Report each line of the records below that holds the word "lights".

§ Records shown
· · · · · · ·

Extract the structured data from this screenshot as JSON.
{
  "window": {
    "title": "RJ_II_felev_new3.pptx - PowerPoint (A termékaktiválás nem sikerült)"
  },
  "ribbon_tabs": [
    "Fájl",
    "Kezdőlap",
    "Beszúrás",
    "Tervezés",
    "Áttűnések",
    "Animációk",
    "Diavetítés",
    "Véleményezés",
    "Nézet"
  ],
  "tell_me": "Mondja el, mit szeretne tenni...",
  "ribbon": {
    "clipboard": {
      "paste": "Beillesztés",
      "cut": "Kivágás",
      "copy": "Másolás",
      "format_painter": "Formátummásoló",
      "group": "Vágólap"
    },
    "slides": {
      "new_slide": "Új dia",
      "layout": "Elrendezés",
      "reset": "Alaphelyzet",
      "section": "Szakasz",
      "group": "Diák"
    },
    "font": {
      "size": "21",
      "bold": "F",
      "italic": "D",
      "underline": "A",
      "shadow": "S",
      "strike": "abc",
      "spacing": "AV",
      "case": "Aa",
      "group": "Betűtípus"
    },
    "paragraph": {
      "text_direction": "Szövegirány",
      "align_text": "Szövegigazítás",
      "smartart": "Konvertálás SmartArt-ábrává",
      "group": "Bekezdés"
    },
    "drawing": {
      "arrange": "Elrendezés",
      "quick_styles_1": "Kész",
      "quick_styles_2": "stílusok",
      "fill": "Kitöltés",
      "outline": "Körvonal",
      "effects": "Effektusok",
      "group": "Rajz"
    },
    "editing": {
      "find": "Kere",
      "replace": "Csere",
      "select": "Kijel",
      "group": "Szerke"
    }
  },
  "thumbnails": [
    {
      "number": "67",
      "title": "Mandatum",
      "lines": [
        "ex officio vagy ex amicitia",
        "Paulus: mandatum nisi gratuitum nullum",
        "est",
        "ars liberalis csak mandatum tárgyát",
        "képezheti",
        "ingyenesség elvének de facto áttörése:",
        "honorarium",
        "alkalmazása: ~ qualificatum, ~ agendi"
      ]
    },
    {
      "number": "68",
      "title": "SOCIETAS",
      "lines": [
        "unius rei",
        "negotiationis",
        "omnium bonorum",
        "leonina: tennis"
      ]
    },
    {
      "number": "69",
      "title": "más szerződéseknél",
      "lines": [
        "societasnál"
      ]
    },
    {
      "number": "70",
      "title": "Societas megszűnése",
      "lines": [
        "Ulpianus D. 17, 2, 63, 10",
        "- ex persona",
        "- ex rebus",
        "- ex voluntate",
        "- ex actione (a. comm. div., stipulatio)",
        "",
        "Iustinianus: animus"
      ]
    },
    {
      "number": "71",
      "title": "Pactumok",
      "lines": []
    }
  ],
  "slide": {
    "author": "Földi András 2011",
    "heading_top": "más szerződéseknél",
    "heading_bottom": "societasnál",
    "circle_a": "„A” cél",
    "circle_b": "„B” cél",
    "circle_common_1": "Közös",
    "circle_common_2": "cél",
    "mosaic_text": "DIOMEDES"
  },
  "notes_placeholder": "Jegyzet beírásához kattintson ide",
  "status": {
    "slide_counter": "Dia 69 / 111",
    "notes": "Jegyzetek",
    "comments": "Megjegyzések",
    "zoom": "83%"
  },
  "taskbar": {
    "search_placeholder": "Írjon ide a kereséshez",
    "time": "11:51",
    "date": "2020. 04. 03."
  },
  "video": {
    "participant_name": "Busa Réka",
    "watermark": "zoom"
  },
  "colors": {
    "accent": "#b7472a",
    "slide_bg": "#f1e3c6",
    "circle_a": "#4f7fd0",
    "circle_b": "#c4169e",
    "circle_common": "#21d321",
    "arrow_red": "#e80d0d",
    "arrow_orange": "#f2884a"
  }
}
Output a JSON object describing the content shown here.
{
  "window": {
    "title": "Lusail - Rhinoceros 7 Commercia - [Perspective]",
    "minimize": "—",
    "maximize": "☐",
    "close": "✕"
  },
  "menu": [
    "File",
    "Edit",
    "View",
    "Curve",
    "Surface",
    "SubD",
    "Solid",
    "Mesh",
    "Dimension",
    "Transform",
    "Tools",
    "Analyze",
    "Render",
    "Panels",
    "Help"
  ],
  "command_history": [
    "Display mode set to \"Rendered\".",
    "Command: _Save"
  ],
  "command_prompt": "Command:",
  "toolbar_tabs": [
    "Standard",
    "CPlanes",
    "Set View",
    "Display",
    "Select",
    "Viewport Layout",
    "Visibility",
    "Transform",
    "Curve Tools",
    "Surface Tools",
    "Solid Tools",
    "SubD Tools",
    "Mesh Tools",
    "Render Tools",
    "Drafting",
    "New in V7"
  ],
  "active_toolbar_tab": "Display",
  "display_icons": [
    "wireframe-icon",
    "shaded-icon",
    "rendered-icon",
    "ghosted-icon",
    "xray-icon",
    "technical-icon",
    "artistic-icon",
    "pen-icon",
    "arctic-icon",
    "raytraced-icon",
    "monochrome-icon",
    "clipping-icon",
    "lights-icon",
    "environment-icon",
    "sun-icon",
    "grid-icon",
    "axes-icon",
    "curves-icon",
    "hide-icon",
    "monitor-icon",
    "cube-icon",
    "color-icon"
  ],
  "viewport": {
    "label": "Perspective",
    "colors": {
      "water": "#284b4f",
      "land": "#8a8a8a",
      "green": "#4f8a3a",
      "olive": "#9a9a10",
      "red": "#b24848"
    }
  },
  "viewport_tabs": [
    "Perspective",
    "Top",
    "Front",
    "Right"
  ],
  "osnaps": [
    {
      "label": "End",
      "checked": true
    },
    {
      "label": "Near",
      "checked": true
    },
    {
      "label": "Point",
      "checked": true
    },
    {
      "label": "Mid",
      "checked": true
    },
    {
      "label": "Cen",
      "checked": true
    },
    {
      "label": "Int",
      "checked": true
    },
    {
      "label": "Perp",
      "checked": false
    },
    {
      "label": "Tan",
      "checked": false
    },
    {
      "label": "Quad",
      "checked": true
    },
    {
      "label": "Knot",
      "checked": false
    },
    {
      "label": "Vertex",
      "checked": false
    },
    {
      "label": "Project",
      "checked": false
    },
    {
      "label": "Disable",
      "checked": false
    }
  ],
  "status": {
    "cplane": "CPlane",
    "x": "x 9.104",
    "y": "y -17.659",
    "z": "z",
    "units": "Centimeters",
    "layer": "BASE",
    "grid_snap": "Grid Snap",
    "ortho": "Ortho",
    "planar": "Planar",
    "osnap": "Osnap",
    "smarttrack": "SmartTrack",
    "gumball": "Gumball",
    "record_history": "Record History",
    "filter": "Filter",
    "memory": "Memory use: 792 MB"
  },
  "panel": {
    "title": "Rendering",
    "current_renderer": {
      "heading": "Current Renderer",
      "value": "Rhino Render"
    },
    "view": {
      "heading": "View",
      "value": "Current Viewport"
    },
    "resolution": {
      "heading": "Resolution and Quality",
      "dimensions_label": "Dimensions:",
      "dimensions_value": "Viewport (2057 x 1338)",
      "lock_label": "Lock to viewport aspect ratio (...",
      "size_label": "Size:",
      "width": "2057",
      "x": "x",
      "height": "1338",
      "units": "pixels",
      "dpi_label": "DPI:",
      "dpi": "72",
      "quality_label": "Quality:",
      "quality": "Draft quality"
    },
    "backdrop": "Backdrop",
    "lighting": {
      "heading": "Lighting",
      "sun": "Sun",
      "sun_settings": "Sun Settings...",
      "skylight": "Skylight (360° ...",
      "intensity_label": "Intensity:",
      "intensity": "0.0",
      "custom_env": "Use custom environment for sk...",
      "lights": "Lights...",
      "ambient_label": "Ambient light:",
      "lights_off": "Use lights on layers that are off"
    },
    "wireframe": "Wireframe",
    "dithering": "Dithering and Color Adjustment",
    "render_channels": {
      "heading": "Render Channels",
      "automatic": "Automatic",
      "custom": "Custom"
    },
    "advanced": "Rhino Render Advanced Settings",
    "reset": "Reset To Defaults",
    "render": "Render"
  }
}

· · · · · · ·

§ Solution to this exercise
    "lights-icon",
      "lights": "Lights...",
      "lights_off": "Use lights on layers that are off"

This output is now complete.